Building a kaido racer
Next up, a popular style called Haiso gained traction in the 1980s. Japan was in its best economic period during this time, so auto manufacturers focused on building big luxury sedans. Another term coined by Holiday Auto Magazine, Haiso, is a compound word using the English words for “High Society.” Cars like the Nissan Gloria and Toyota Mark II were given chrome fender trim, pearls strung from the mirror, and even things like a chandelier instead of a typical interior light. In addition, wheel fitment was less aggressive than the Grachan cars and more focused on luxury.
The last style is the easiest to understand. Kyusha is a popular styling of kaido cars. When translated, Kyusha is just Japanese for “old car.” Much like American muscle cars, the vehicles used are classics that have undergone restoration or are survivors. The cars receive a “day two” modification, simple bolt-ons like exhaust, wheels, bucket seat, or steering wheel. Focus is put on accenting the original car without really changing the look.
Modifications for a kaido racer
There is a large number of modifications you can make for a kaido racer. The important thing to start with is a good base car. Common base cars in the US are the 1969-1978 Datsun 240z, 1976-1988 Toyota Cressida, and 1978-1985 Mazda RX-7. Plenty of other cars can work, but these are the easiest ones to find that have plenty of inspiration to pull from. One of the most significant modifications for these cars is the wheels. The first step is always to lower the car as much as possible, but the second step is to get a good wheel style. The wheels most commonly used for kaido racers are the SSR MK1, SSR MK2, Devil Japan Shadow Spoke, Hayashi Racing Techno Phantom, SSR Longchamps, and the Hiro V1-R.
Another common modification is the exhaust. Many used pipes with no mufflers at all to mimic the loud exhausts of racecars. Refining the sound even more, people only use 1.5-inch and 2-inch pipes for the exhaust to achieve a specific tone. The last common exterior modification you will see is tail light swaps. Using tail lights from vehicles like the Mazda Titan or Toyota Carina became a big part of the style.
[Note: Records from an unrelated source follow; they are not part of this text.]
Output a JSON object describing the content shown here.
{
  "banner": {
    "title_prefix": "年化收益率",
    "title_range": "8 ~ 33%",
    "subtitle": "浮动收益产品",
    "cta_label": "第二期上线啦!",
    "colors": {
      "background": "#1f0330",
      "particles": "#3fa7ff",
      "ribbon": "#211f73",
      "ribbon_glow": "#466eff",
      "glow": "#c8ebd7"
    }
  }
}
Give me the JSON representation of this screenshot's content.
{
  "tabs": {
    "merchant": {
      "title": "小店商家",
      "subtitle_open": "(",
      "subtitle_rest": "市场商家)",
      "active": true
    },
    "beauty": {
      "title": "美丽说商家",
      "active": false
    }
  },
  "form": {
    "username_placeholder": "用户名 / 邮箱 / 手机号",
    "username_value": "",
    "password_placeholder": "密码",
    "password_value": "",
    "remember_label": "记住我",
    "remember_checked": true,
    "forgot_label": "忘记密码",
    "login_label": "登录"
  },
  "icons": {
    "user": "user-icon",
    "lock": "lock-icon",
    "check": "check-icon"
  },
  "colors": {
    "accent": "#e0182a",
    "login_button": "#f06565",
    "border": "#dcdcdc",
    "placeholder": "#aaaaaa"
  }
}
KaidoRacer goes into more detail on specific parts and the history behind why they are used.
Should you build a kaido racer?
In short, you should absolutely build a kaido racer. The culture is wild, expressive, and fun. Not only are the cars still available and somewhat obtainable, but the community is also tight-knit in the US and Canada. You can attend a handful of events to meet the people involved in the culture and see some of these cars firsthand.